Line by line, copy the records below exactly.

**** DATA PROVIDED

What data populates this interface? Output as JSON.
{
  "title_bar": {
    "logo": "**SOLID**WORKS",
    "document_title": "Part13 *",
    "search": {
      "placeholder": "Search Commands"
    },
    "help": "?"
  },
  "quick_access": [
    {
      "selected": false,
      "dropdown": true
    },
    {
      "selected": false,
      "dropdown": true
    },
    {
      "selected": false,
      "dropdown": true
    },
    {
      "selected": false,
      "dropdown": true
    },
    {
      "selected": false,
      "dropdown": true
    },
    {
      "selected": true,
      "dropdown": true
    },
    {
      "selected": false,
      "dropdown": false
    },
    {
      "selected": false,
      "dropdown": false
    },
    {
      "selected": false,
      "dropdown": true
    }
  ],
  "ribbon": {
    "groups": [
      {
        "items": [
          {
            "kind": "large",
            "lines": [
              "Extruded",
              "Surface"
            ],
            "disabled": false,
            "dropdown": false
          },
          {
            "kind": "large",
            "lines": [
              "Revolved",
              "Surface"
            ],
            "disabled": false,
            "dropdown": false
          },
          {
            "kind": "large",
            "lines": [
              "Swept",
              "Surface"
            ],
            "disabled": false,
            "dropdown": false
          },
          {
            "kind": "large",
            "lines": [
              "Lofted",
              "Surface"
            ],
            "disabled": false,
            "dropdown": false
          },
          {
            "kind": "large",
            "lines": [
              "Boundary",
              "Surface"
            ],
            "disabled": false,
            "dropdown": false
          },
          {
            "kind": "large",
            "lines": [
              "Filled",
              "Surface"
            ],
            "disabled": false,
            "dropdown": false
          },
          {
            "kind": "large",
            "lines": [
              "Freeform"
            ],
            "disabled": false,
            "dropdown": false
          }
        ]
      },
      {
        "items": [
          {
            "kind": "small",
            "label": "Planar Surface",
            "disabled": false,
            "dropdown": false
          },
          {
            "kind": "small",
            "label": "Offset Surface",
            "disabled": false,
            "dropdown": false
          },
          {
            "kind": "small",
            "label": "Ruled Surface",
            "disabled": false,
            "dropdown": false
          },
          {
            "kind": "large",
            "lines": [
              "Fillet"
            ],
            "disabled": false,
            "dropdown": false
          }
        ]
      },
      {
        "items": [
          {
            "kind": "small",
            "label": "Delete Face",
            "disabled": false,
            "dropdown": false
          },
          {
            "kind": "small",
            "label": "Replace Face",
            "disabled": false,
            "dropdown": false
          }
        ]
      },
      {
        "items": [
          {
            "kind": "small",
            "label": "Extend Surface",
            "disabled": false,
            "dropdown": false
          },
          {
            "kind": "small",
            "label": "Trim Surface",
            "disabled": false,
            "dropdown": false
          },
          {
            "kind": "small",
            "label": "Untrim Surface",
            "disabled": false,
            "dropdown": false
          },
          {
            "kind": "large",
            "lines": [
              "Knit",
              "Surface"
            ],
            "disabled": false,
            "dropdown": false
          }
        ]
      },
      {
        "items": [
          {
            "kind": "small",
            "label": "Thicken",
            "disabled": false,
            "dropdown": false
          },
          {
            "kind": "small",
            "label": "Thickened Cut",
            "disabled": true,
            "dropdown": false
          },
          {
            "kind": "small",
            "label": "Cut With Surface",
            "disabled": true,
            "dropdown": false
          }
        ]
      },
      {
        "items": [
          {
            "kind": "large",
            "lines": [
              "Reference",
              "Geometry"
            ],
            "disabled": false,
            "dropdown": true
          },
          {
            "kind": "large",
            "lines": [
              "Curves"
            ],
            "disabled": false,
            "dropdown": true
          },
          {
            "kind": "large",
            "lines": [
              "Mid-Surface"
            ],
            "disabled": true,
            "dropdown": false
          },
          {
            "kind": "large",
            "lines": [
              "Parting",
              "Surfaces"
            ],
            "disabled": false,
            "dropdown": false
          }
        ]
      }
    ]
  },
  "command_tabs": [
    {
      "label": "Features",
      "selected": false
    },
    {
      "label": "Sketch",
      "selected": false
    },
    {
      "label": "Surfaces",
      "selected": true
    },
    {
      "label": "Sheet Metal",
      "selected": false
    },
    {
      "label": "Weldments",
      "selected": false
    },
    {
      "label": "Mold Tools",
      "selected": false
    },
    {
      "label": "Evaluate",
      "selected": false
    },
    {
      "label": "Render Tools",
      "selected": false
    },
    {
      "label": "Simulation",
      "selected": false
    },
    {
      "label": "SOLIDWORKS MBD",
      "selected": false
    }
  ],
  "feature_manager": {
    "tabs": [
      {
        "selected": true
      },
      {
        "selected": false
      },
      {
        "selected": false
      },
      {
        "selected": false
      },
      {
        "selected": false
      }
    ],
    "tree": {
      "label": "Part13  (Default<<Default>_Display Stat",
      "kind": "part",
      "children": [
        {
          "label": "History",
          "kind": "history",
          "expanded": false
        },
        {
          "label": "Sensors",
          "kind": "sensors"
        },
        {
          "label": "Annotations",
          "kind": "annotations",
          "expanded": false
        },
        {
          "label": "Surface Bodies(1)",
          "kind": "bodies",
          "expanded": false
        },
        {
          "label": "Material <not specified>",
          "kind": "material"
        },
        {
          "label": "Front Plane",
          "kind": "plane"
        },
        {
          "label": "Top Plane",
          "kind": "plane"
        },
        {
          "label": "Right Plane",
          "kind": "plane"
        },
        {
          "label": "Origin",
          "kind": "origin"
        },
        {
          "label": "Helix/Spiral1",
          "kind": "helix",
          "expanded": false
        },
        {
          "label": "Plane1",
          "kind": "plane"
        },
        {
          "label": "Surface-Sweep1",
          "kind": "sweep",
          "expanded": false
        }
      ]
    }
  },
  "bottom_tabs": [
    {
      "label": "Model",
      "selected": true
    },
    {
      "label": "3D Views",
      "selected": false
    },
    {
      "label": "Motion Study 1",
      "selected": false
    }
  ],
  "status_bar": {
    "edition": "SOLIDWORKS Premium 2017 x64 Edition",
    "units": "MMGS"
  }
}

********

» EXERCISE ANSWER
What data populates this interface? Output as JSON.
{
  "title_bar": {
    "logo": "**SOLID**WORKS",
    "document_title": "Part13 *",
    "search": {
      "placeholder": "Search Commands"
    },
    "help": "?"
  },
  "quick_access": [
    {
      "selected": false,
      "dropdown": true
    },
    {
      "selected": false,
      "dropdown": true
    },
    {
      "selected": false,
      "dropdown": true
    },
    {
      "selected": false,
      "dropdown": true
    },
    {
      "selected": false,
      "dropdown": true
    },
    {
      "selected": true,
      "dropdown": true
    },
    {
      "selected": false,
      "dropdown": false
    },
    {
      "selected": false,
      "dropdown": false
    },
    {
      "selected": false,
      "dropdown": true
    }
  ],
  "ribbon": {
    "groups": [
      {
        "items": [
          {
            "kind": "large",
            "lines": [
              "Extruded",
              "Surface"
            ],
            "disabled": false,
            "dropdown": false
          },
          {
            "kind": "large",
            "lines": [
              "Revolved",
              "Surface"
            ],
            "disabled": false,
            "dropdown": false
          },
          {
            "kind": "large",
            "lines": [
              "Swept",
              "Surface"
            ],
            "disabled": false,
            "dropdown": false
          },
          {
            "kind": "large",
            "lines": [
              "Lofted",
              "Surface"
            ],
            "disabled": false,
            "dropdown": false
          },
          {
            "kind": "large",
            "lines": [
              "Boundary",
              "Surface"
            ],
            "disabled": false,
            "dropdown": false
          },
          {
            "kind": "large",
            "lines": [
              "Filled",
              "Surface"
            ],
            "disabled": false,
            "dropdown": false
          },
          {
            "kind": "large",
            "lines": [
              "Freeform"
            ],
            "disabled": false,
            "dropdown": false
          }
        ]
      },
      {
        "items": [
          {
            "kind": "small",
            "label": "Planar Surface",
            "disabled": false,
            "dropdown": false
          },
          {
            "kind": "small",
            "label": "Offset Surface",
            "disabled": false,
            "dropdown": false
          },
          {
            "kind": "small",
            "label": "Ruled Surface",
            "disabled": false,
            "dropdown": false
          },
          {
            "kind": "large",
            "lines": [
              "Fillet"
            ],
            "disabled": false,
            "dropdown": false
          }
        ]
      },
      {
        "items": [
          {
            "kind": "small",
            "label": "Delete Face",
            "disabled": false,
            "dropdown": false
          },
          {
            "kind": "small",
            "label": "Replace Face",
            "disabled": false,
            "dropdown": false
          }
        ]
      },
      {
        "items": [
          {
            "kind": "small",
            "label": "Extend Surface",
            "disabled": false,
            "dropdown": false
          },
          {
            "kind": "small",
            "label": "Trim Surface",
            "disabled": false,
            "dropdown": false
          },
          {
            "kind": "small",
            "label": "Untrim Surface",
            "disabled": false,
            "dropdown": false
          },
          {
            "kind": "large",
            "lines": [
              "Knit",
              "Surface"
            ],
            "disabled": false,
            "dropdown": false
          }
        ]
      },
      {
        "items": [
          {
            "kind": "small",
            "label": "Thicken",
            "disabled": false,
            "dropdown": false
          },
          {
            "kind": "small",
            "label": "Thickened Cut",
            "disabled": true,
            "dropdown": false
          },
          {
            "kind": "small",
            "label": "Cut With Surface",
            "disabled": true,
            "dropdown": false
          }
        ]
      },
      {
        "items": [
          {
            "kind": "large",
            "lines": [
              "Reference",
              "Geometry"
            ],
            "disabled": false,
            "dropdown": true
          },
          {
            "kind": "large",
            "lines": [
              "Curves"
            ],
            "disabled": false,
            "dropdown": true
          },
          {
            "kind": "large",
            "lines": [
              "Mid-Surface"
            ],
            "disabled": true,
            "dropdown": false
          },
          {
            "kind": "large",
            "lines": [
              "Parting",
              "Surfaces"
            ],
            "disabled": false,
            "dropdown": false
          }
        ]
      }
    ]
  },
  "command_tabs": [
    {
      "label": "Features",
      "selected": false
    },
    {
      "label": "Sketch",
      "selected": false
    },
    {
      "label": "Surfaces",
      "selected": true
    },
    {
      "label": "Sheet Metal",
      "selected": false
    },
    {
      "label": "Weldments",
      "selected": false
    },
    {
      "label": "Mold Tools",
      "selected": false
    },
    {
      "label": "Evaluate",
      "selected": false
    },
    {
      "label": "Render Tools",
      "selected": false
    },
    {
      "label": "Simulation",
      "selected": false
    },
    {
      "label": "SOLIDWORKS MBD",
      "selected": false
    }
  ],
  "feature_manager": {
    "tabs": [
      {
        "selected": true
      },
      {
        "selected": false
      },
      {
        "selected": false
      },
      {
        "selected": false
      },
      {
        "selected": false
      }
    ],
    "tree": {
      "label": "Part13  (Default<<Default>_Display Stat",
      "kind": "part",
      "children": [
        {
          "label": "History",
          "kind": "history",
          "expanded": false
        },
        {
          "label": "Sensors",
          "kind": "sensors"
        },
        {
          "label": "Annotations",
          "kind": "annotations",
          "expanded": false
        },
        {
          "label": "Surface Bodies(1)",
          "kind": "bodies",
          "expanded": false
        },
        {
          "label": "Material <not specified>",
          "kind": "material"
        },
        {
          "label": "Front Plane",
          "kind": "plane"
        },
        {
          "label": "Top Plane",
          "kind": "plane"
        },
        {
          "label": "Right Plane",
          "kind": "plane"
        },
        {
          "label": "Origin",
          "kind": "origin"
        },
        {
          "label": "Helix/Spiral1",
          "kind": "helix",
          "expanded": false
        },
        {
          "label": "Plane1",
          "kind": "plane"
        },
        {
          "label": "Surface-Sweep1",
          "kind": "sweep",
          "expanded": false
        }
      ]
    }
  },
  "bottom_tabs": [
    {
      "label": "Model",
      "selected": true
    },
    {
      "label": "3D Views",
      "selected": false
    },
    {
      "label": "Motion Study 1",
      "selected": false
    }
  ],
  "status_bar": {
    "edition": "SOLIDWORKS Premium 2017 x64 Edition",
    "units": "MMGS"
  }
}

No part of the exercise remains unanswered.